I love JRPGs and have always been curious about Bandai Namco’s Tales series. So when I was given the chance to play Tales of Arise, I leaped at the opportunity and honestly, I regret nothing.
Tales of Arise is wonderful for not only the avid Tales fan but is also great for those who are new to the game series, like me. Everything was new and admittedly a little overwhelming at first, but the game is super friendly with difficulty settings from Story mode, Normal, Moderate and Hard that can be changed at any time during your gameplay. For my playthrough, I chose to play in Story mode.
The gameplay of Tales of Arise is impressive, fluid and super stylish to boot. A help section is readily available for you to access via the Field Guide to look up the controls, explanation on items, battle information and basic gameplay notes. If you’d like to know your stats, perhaps how many owls you that have been saved in the game (super important, you must find them all unless you don’t have a heart), you can find this information and more in your Play Records. Not to mention, there’s also a Glossary available that you can jump into whenever you feel the need to suss out the game’s lore.

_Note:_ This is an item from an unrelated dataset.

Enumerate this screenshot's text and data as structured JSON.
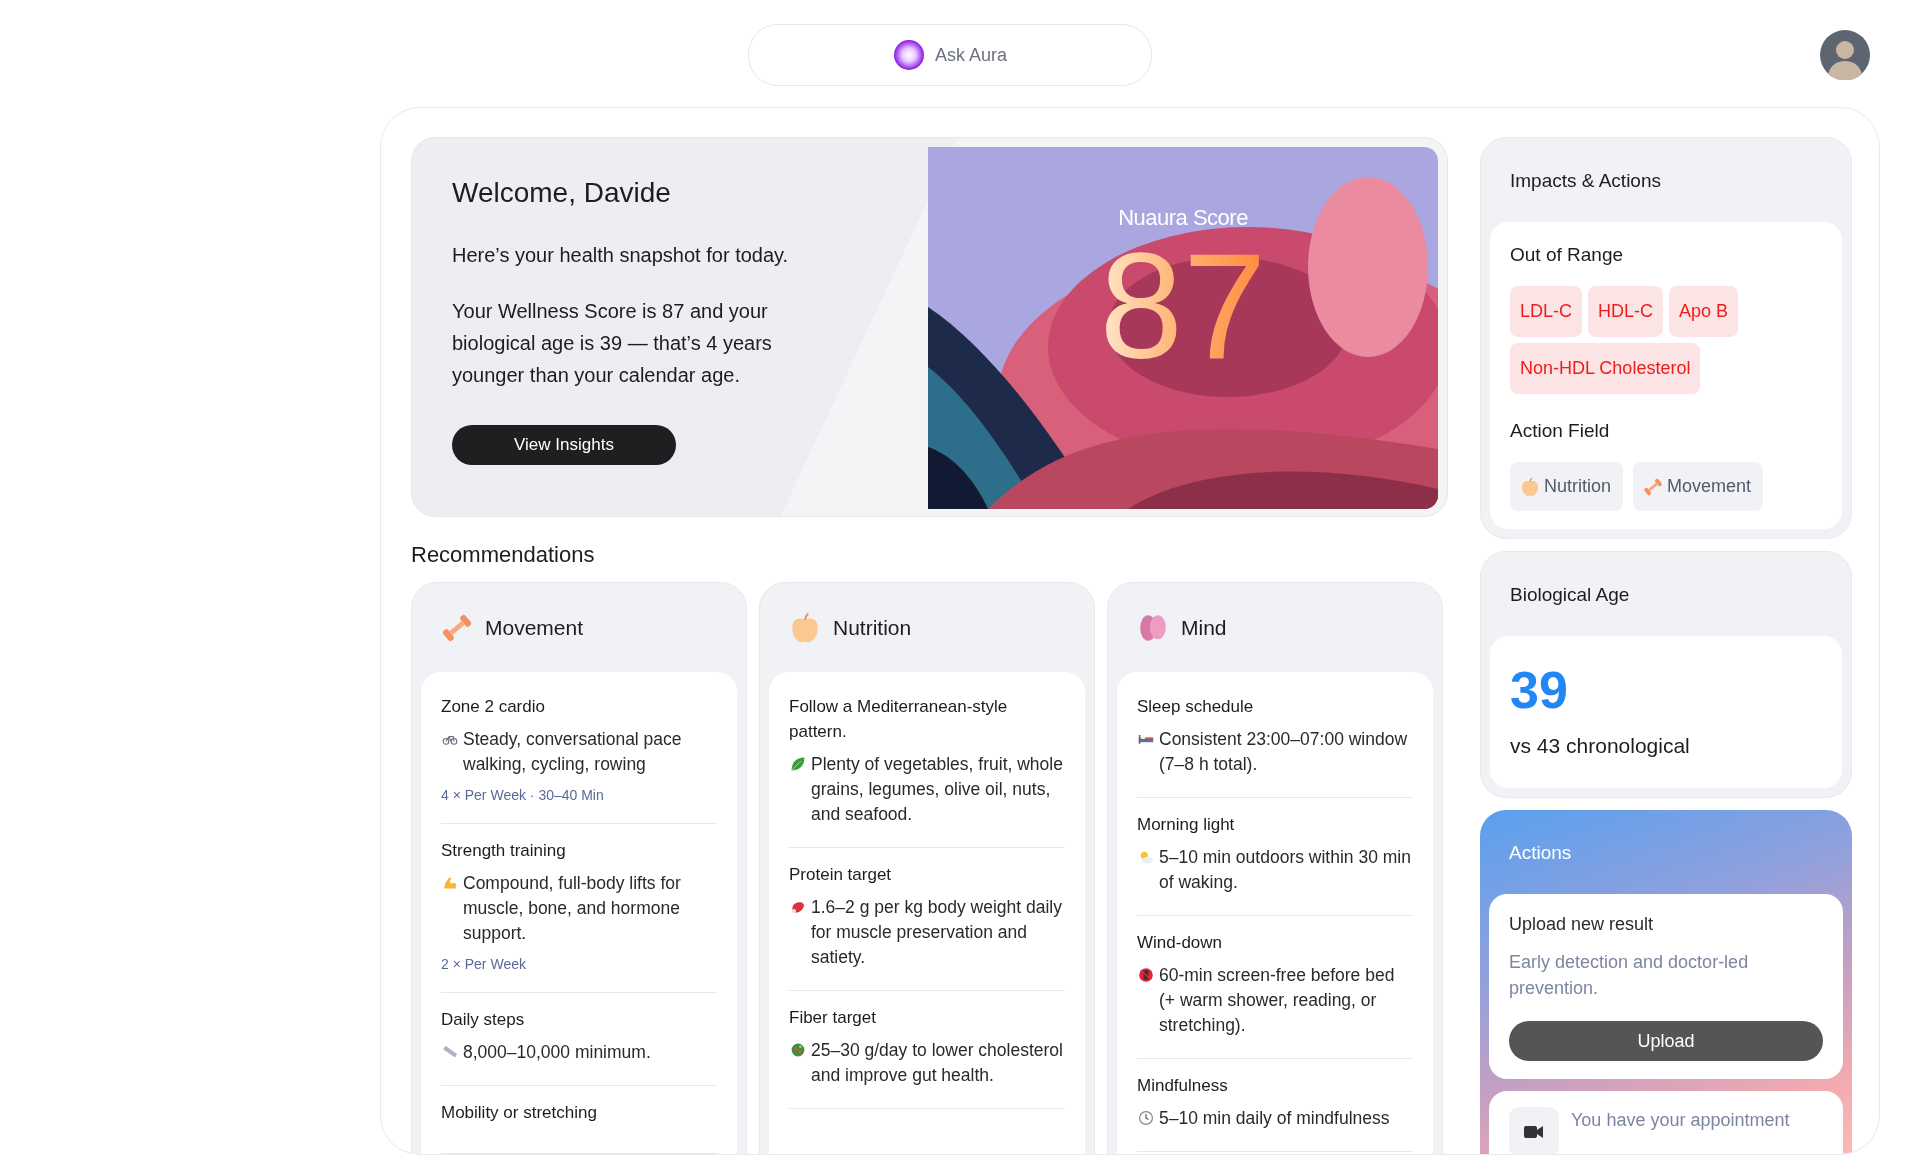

While I admit that I was intimated jumping into a beloved JRPG franchise for the first time, it wasn’t long before I got the hang of the controls, the combos, and quickly stopped stressing about trying to learn how to play the game. Soon enough, I had forgotten my struggles to adjust, had fallen in love with the story, the characters, and was just happy to go on a new adventure.
A highlight of the gameplay would be the cooking mechanic available whenever you stumble across an unlit campfire area, giving you the opportunity to cook before resting. This provides a Cooking Effect that can benefit the party during battle, with a Favourite Meal Effect that can also positively influence a specific character. I would be lying if I said that these were the reasons that I enjoyed the cooking mechanic. In truth, I loved the cooking parts of the game because it would unlock Skits, comic book style scenes that provide more content and depth to the story and to the characters, while also providing an additional opportunity to bond with party members. While Skits are indeed available throughout the game, I felt that the Skits around the campfire when the party were just relaxing together were the best ones, and I often found myself smiling and laughing whenever witnessing them.
Personally, I am not really the collector type, although this game is perfect for those who do love collecting items. I tend to play games more for the story. In this regard, Tales of Arise has a phenomenal story up its sleeve that is bittersweet, intricate and unique in all the right places.
Tales of Arise mainly focuses on two characters; a kind natured Dahnan slave with a mask known as ‘Iron Mask’ who does not remember his past nor his own name, and a seemingly cold-hearted Renan woman who is on a mission to take down all the lords.
With two main characters from opposing worlds, complete with their own mysteries and personal battles, the story visits various sensitive topics from war, poverty, prejudice, slavery, segregation to genocide, and cleverly does so in a fantasy sci-fi setting that is effortlessly entwined with action, adventure and a little bit of romance. All while displaying important messages and morals that we can learn from and adapt in our own lives.
I was so thoroughly impressed with not only the story itself, but by the way that the narrative consistently unfolded and the depth and evolution of the characters, to the point that the game held me on the edge of my seat and left me wanting more. I found myself yearning to play ‘just a little bit longer’ to discover more about the characters and the overarching main tale (pun intended). It helps that the game is not only a delight to witness story wise but Tales of Arise is a feast for the eyes, with the anime cut scenes during major parts of the story being ‘the cherry on top’.
Tales of Arise is the perfect JRPG for the new PlayStation 5 console. Even though there hasn’t been a Tales game in 5 years since Bandai Namco’s Tales of Berseria, it is clear that no time was wasted in creating this masterpiece – the wait was worth it. My only criticism is that I wish there was a photo mode available since the game is so beautiful, but there really is no way to take any screenshots while wandering around without the circular map in the right-hand corner. I would have liked an option to temporarily remove it so that a shot could be taken without the map and controls in the foreground. However, considering how good Tales of Arise is overall, I can overlook this.
Bandai Namco’s Tales of Arise is an amazing introduction into the Tales franchise (I really want to play the rest of the series now). Directed by Hirokazu Kagawa, the game is visually breathtaking, has a fantastic original score composed by Motoi Sakuraba (I absolutely need to own the soundtrack on vinyl), great voice acting, plenty of post-game content, and an unpredictable story that blew me away (it moved me to tears). Tales of Arise is by far one of the best JRPGs of our generation and will be a sought-after classic in years to come.
Tales of Arise is available now on PlayStation 5, PlayStation 4, Xbox One, Xbox Series X/S and PC.
A PlayStation 5 copy of the game was provided by Bandai Namco for the purpose of this review.